Task to carry out
When a line of the records below contains the string "true", copy that whole line.

**** Working data ****

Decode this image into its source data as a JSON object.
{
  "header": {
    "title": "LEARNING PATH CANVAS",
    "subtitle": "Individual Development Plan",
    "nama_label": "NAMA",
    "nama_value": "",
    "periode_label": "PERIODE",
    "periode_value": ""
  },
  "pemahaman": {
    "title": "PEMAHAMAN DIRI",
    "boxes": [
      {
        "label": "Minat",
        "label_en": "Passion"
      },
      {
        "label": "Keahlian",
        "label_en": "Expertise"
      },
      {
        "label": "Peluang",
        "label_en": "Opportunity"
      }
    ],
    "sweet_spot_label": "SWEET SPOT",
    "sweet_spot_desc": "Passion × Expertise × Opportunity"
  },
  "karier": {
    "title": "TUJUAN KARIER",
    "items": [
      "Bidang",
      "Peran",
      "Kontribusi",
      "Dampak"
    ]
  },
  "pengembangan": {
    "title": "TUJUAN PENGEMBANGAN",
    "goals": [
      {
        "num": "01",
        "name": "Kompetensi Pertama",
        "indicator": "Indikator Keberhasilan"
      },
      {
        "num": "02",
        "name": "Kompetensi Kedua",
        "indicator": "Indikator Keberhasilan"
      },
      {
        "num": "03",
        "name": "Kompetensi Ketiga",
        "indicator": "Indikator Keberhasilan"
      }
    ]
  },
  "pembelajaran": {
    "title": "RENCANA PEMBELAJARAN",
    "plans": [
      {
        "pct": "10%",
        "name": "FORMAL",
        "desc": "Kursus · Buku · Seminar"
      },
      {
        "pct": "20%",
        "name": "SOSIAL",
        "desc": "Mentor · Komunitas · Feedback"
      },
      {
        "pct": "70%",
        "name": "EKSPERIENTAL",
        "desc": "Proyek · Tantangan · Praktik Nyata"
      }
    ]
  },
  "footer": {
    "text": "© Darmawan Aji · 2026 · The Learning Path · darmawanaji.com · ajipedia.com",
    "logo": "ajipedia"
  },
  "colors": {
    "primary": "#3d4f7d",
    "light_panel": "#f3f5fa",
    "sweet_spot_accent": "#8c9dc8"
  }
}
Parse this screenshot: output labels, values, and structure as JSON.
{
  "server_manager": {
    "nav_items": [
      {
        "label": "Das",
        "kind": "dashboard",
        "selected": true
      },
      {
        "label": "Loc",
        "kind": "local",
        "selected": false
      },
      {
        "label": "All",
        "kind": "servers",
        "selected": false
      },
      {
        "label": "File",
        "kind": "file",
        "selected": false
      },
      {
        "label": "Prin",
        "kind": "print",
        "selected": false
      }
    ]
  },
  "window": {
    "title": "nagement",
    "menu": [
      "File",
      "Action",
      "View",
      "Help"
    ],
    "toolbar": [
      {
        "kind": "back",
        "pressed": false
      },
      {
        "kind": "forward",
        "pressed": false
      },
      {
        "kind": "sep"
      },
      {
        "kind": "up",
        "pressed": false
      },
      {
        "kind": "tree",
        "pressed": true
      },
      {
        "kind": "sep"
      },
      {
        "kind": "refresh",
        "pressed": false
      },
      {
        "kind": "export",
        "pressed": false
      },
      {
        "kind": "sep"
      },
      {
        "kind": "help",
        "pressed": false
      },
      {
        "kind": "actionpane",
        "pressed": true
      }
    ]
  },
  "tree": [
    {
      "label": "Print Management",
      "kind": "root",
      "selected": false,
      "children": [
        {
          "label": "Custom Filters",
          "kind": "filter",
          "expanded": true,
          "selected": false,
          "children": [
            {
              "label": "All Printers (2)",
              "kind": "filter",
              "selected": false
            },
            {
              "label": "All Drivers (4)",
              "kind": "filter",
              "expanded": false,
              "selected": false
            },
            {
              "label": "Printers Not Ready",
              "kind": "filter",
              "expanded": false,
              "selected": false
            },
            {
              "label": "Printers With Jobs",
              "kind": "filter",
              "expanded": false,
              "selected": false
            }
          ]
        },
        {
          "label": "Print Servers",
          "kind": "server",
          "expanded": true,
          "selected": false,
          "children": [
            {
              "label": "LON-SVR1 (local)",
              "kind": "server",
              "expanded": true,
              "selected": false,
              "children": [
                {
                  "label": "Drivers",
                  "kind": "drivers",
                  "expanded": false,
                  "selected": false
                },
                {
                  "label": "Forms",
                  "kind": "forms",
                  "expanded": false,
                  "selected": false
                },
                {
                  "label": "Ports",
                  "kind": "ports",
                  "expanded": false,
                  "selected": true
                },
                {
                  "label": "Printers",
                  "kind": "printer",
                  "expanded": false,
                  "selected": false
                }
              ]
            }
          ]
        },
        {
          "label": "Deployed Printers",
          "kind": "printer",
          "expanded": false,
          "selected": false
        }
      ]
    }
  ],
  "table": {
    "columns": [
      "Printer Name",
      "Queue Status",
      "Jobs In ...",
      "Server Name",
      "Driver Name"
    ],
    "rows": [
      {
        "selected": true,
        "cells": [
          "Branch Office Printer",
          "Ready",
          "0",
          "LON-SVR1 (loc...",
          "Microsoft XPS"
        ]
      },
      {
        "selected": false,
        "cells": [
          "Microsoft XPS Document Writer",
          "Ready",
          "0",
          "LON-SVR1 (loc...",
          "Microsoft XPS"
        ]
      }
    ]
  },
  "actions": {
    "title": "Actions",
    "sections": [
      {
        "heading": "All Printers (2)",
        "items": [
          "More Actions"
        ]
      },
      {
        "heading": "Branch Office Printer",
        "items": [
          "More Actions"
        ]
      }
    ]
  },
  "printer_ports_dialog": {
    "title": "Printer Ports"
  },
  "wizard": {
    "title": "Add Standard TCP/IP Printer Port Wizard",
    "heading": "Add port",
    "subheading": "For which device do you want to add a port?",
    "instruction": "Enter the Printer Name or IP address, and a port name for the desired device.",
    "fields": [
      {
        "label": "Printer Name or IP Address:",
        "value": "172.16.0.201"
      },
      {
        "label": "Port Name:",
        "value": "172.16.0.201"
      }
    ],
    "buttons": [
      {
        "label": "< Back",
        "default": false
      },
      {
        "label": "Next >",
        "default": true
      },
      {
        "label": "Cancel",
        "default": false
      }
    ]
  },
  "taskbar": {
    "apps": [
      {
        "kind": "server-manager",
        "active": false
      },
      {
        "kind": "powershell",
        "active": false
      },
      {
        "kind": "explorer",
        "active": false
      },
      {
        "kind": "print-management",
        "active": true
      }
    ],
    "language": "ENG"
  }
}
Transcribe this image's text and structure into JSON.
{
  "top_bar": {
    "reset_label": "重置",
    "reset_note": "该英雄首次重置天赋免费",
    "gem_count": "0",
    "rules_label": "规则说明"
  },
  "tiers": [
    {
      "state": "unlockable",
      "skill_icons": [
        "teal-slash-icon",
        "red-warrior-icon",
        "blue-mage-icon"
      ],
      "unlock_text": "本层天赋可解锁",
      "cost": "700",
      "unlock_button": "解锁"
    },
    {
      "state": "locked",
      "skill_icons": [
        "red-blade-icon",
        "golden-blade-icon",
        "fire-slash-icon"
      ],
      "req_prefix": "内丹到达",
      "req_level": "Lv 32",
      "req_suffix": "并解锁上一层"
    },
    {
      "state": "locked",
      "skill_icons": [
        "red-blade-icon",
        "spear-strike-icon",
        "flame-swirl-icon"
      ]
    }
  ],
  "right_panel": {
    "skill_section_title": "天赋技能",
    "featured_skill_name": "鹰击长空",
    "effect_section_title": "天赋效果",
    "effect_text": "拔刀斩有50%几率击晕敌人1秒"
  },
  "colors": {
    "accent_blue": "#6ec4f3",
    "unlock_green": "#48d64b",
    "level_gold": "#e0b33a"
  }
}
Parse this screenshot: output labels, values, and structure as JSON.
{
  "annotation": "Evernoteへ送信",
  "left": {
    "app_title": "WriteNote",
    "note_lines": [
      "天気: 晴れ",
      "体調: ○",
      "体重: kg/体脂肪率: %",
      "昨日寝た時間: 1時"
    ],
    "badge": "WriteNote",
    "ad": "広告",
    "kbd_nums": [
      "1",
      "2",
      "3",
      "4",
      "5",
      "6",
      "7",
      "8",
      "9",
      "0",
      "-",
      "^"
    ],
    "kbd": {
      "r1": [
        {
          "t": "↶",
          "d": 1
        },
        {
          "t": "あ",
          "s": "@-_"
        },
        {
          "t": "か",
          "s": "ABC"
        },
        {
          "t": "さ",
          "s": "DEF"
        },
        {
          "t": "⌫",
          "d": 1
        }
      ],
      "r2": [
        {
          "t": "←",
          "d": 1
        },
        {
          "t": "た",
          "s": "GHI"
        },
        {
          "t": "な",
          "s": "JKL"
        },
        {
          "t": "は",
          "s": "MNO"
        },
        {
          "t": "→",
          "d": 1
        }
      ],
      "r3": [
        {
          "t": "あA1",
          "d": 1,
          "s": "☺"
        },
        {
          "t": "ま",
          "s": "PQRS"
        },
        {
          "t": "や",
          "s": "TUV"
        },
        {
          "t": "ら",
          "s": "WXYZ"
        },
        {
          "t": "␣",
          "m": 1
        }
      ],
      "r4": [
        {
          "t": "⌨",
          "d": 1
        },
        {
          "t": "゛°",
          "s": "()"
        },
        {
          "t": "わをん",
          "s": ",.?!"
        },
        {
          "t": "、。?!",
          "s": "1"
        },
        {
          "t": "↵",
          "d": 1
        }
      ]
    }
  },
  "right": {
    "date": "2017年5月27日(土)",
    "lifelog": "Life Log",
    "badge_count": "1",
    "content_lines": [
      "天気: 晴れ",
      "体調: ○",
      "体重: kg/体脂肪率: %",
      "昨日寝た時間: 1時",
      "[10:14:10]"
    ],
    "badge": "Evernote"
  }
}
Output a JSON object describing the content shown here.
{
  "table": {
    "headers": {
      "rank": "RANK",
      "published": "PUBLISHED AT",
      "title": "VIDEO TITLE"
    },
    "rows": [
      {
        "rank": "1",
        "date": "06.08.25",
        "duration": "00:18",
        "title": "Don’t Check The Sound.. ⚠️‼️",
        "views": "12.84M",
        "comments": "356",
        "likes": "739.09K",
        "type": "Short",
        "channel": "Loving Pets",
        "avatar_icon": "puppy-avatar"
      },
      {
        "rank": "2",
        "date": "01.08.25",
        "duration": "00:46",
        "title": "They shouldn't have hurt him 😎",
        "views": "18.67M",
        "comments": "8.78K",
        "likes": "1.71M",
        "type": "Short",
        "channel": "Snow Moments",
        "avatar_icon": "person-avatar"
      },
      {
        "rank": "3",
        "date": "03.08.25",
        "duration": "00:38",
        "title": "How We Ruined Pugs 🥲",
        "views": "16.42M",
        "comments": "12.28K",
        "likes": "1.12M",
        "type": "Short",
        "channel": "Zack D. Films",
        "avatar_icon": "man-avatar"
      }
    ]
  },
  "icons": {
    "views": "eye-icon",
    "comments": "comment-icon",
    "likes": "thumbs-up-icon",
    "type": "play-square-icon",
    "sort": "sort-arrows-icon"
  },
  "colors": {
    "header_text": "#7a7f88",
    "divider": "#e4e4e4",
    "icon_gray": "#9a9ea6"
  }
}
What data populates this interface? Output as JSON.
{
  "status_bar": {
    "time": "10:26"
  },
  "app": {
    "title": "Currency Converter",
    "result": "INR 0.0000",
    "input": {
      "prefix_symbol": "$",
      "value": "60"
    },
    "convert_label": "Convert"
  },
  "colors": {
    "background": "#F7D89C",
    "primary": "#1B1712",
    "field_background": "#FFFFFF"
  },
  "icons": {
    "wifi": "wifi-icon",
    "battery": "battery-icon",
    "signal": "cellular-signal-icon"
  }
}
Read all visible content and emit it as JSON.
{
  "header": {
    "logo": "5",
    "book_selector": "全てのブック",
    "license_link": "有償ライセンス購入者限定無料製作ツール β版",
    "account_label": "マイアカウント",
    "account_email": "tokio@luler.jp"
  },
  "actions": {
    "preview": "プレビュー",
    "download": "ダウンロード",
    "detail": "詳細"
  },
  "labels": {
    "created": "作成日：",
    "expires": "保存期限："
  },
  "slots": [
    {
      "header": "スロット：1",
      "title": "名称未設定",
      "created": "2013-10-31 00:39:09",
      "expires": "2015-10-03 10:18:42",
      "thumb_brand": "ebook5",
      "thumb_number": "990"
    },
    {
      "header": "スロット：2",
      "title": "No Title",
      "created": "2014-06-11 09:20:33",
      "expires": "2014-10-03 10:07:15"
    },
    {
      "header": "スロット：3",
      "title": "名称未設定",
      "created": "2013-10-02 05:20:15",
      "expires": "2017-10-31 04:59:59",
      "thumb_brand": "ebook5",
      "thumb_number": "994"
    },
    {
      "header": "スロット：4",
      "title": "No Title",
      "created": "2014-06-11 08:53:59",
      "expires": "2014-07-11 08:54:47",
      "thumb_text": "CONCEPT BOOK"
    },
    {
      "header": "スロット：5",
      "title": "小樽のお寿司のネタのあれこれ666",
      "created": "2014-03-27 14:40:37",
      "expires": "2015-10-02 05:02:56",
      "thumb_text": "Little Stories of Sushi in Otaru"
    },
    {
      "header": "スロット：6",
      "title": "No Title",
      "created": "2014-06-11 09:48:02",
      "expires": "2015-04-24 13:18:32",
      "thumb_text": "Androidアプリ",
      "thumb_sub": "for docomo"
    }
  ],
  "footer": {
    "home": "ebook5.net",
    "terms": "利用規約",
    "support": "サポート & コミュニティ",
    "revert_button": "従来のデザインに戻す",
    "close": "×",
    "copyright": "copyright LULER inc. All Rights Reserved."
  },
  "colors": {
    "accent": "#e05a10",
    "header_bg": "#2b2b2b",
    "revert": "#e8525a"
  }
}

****

Written response
        "selected": true
        "pressed": true
        "pressed": true
          "expanded": true,
          "expanded": true,
              "expanded": true,
                  "selected": true
        "selected": true,
        "default": true
        "active": true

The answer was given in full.